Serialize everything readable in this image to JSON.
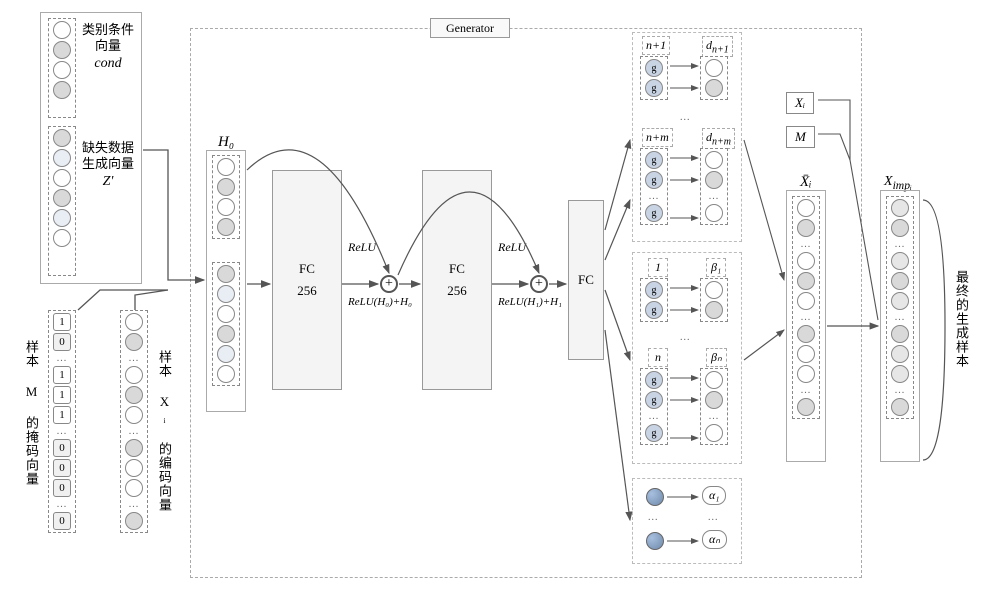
{
  "labels": {
    "cond_title": "类别条件向量",
    "cond_symbol": "cond",
    "z_title": "缺失数据生成向量",
    "z_symbol": "Z'",
    "mask_title": "样本 M 的掩码向量",
    "enc_title": "样本 Xᵢ 的编码向量",
    "h0": "H₀",
    "fc": "FC",
    "fc256": "256",
    "relu": "ReLU",
    "relu_h0": "ReLU(H₀)+H₀",
    "relu_h1": "ReLU(H₁)+H₁",
    "gen": "Generator",
    "head1": "n+1",
    "head1b": "d_{n+1}",
    "head2": "n+m",
    "head2b": "d_{n+m}",
    "one": "1",
    "beta1": "β₁",
    "n": "n",
    "betan": "βₙ",
    "g": "g",
    "alpha1": "α₁",
    "alphan": "αₙ",
    "xi": "Xᵢ",
    "m": "M",
    "xbar": "X̄ᵢ",
    "ximp": "X_{impᵢ}",
    "final": "最终的生成样本",
    "mask_values": [
      "1",
      "0",
      "1",
      "1",
      "1",
      "0",
      "0",
      "0",
      "0"
    ],
    "dots": "..."
  },
  "colors": {
    "c_empty": "#ffffff",
    "c_grey": "#d9d9d9",
    "c_light": "#e9eef5",
    "c_mask": "#f0f0f0",
    "c_blue": "#6f8aab"
  }
}
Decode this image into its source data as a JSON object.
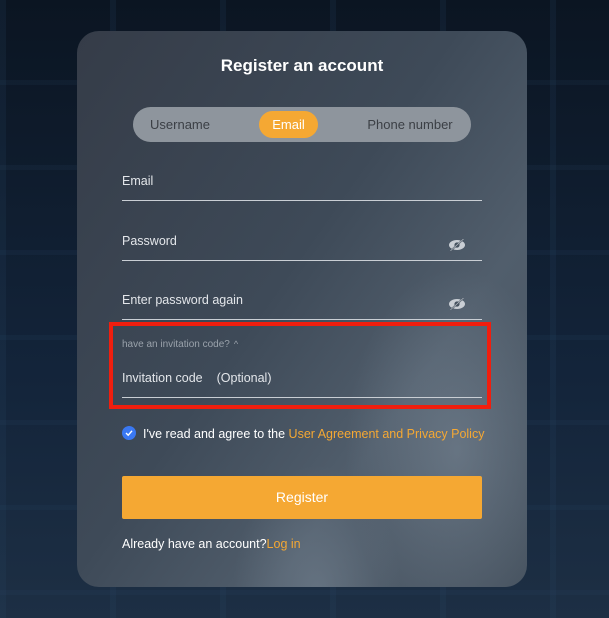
{
  "title": "Register an account",
  "tabs": [
    {
      "label": "Username",
      "active": false
    },
    {
      "label": "Email",
      "active": true
    },
    {
      "label": "Phone number",
      "active": false
    }
  ],
  "fields": {
    "email": {
      "placeholder": "Email",
      "value": ""
    },
    "password": {
      "placeholder": "Password",
      "value": "",
      "icon": "eye-slash-icon"
    },
    "confirm_password": {
      "placeholder": "Enter password again",
      "value": "",
      "icon": "eye-slash-icon"
    },
    "invitation": {
      "toggle_label": "have an invitation code?",
      "toggle_icon": "chevron-up-icon",
      "placeholder": "Invitation code",
      "optional_label": "(Optional)",
      "value": ""
    }
  },
  "agreement": {
    "checked": true,
    "text": "I've read and agree to the ",
    "link_text": "User Agreement and Privacy Policy"
  },
  "register_button": "Register",
  "login_prompt": {
    "text": "Already have an account?",
    "link_text": "Log in"
  },
  "colors": {
    "accent": "#f5a833",
    "checkbox": "#3a78f2",
    "highlight": "#f01e0e"
  }
}
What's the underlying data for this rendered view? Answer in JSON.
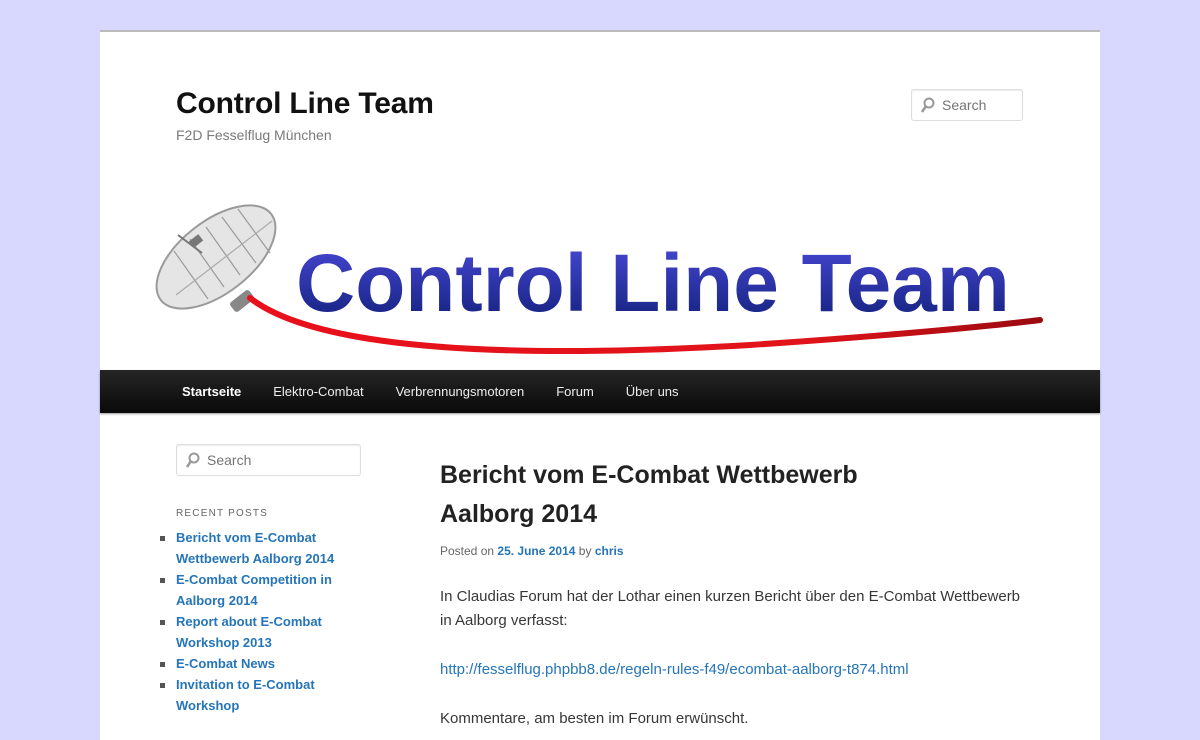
{
  "site": {
    "title": "Control Line Team",
    "description": "F2D Fesselflug München"
  },
  "header_search": {
    "placeholder": "Search"
  },
  "banner": {
    "text": "Control Line Team",
    "text_color": "#2a33a8",
    "line_color": "#e0141a"
  },
  "nav": {
    "items": [
      {
        "label": "Startseite",
        "current": true
      },
      {
        "label": "Elektro-Combat"
      },
      {
        "label": "Verbrennungsmotoren"
      },
      {
        "label": "Forum"
      },
      {
        "label": "Über uns"
      }
    ]
  },
  "sidebar": {
    "search_placeholder": "Search",
    "recent_posts_title": "RECENT POSTS",
    "recent_posts": [
      "Bericht vom E-Combat Wettbewerb Aalborg 2014",
      "E-Combat Competition in Aalborg 2014",
      "Report about E-Combat Workshop 2013",
      "E-Combat News",
      "Invitation to E-Combat Workshop"
    ]
  },
  "post": {
    "title": "Bericht vom E-Combat Wettbewerb Aalborg 2014",
    "posted_on_label": "Posted on",
    "date": "25. June 2014",
    "by_label": "by",
    "author": "chris",
    "paragraph1": "In Claudias Forum hat der Lothar einen kurzen Bericht über den E-Combat Wettbewerb in Aalborg verfasst:",
    "link": "http://fesselflug.phpbb8.de/regeln-rules-f49/ecombat-aalborg-t874.html",
    "paragraph3": "Kommentare, am besten im Forum erwünscht."
  },
  "colors": {
    "background": "#d8d8fe",
    "link": "#2575b8",
    "nav_bg": "#1a1a1a"
  }
}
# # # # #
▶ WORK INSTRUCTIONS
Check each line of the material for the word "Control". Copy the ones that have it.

▶ COMPLETED TASK
    "title": "Control Line Team",
    "text": "Control Line Team",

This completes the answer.